Start of TASK INPUT

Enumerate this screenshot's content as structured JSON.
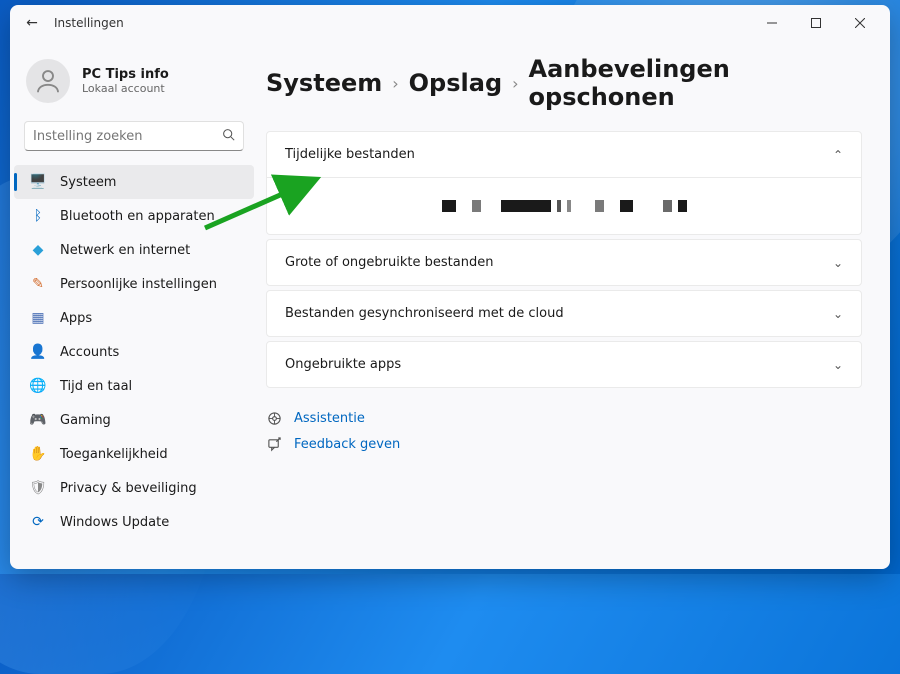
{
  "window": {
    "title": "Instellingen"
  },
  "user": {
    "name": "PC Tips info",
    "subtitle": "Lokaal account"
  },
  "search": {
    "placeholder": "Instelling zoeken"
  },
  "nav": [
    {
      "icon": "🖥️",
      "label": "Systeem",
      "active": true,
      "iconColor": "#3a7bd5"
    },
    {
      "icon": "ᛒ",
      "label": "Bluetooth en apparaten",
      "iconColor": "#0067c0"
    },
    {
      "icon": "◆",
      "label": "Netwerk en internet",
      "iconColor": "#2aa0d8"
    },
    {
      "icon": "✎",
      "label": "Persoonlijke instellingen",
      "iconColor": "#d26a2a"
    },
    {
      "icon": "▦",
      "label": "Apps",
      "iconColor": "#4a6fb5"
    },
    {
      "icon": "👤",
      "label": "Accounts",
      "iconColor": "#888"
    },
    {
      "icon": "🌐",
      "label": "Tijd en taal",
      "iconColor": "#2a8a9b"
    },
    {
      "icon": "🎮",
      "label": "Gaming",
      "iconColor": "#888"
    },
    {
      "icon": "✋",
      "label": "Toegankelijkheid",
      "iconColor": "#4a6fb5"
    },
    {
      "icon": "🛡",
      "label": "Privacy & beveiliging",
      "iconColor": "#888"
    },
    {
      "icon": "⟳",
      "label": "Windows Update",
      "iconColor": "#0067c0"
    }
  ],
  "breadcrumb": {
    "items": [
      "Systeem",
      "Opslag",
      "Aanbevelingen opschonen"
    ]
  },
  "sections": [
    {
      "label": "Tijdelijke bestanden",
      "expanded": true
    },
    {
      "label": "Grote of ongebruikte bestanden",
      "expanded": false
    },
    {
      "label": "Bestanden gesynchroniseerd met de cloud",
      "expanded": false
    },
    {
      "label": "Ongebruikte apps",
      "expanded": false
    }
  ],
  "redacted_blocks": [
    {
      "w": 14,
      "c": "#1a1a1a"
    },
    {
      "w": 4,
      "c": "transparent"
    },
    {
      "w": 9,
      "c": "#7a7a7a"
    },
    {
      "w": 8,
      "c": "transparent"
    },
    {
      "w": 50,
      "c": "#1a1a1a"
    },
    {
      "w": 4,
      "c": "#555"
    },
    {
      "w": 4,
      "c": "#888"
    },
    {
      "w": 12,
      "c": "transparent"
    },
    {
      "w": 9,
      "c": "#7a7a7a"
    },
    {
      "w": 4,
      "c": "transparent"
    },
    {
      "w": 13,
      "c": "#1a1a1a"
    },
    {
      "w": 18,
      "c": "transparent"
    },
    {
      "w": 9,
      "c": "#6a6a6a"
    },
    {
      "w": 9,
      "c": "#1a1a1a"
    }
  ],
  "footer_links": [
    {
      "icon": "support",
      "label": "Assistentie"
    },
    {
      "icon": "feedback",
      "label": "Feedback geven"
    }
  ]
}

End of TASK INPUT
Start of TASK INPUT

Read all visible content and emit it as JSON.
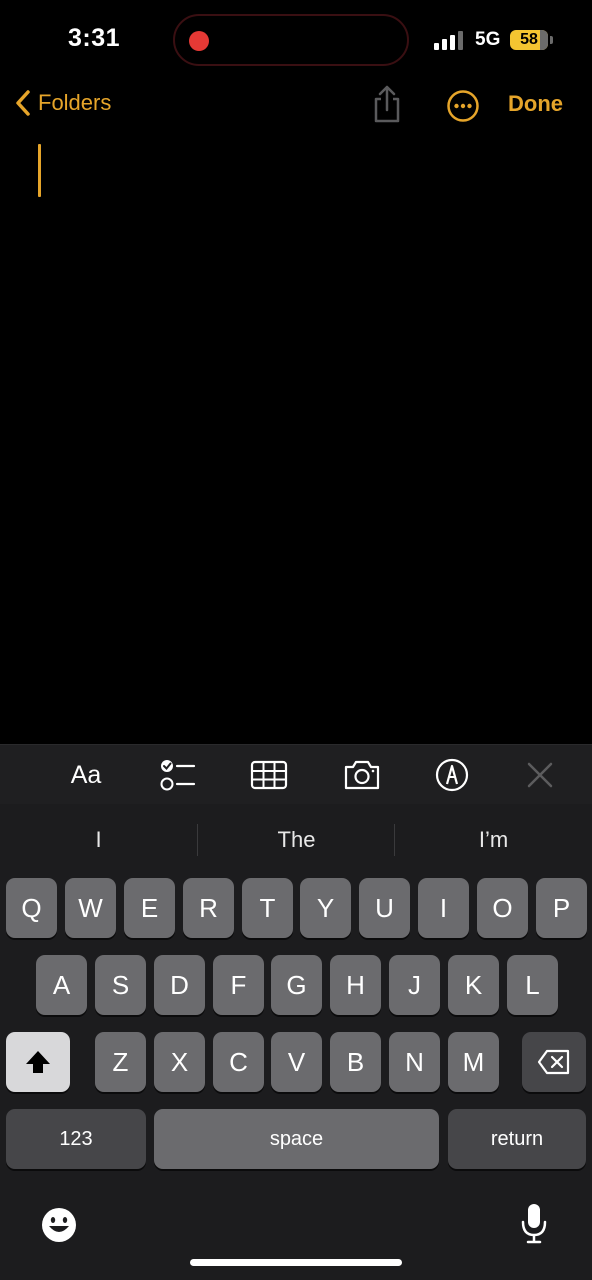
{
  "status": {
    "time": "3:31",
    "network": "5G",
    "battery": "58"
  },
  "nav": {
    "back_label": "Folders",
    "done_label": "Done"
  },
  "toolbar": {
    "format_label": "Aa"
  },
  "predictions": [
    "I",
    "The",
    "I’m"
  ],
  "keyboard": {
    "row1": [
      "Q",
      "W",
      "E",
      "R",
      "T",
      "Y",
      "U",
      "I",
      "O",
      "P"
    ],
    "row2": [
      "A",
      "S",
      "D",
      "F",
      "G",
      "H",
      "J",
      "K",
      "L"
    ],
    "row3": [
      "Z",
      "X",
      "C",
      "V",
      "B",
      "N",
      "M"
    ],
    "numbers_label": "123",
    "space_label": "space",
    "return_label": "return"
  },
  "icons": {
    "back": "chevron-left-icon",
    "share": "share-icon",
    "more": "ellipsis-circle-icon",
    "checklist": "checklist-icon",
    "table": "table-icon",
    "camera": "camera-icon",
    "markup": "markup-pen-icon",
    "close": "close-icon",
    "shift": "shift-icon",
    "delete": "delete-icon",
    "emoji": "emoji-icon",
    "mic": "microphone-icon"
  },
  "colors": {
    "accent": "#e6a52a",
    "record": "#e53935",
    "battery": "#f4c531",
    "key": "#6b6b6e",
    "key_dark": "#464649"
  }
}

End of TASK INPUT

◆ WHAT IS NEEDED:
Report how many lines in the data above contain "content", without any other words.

◆ EXERCISE ANSWER:
2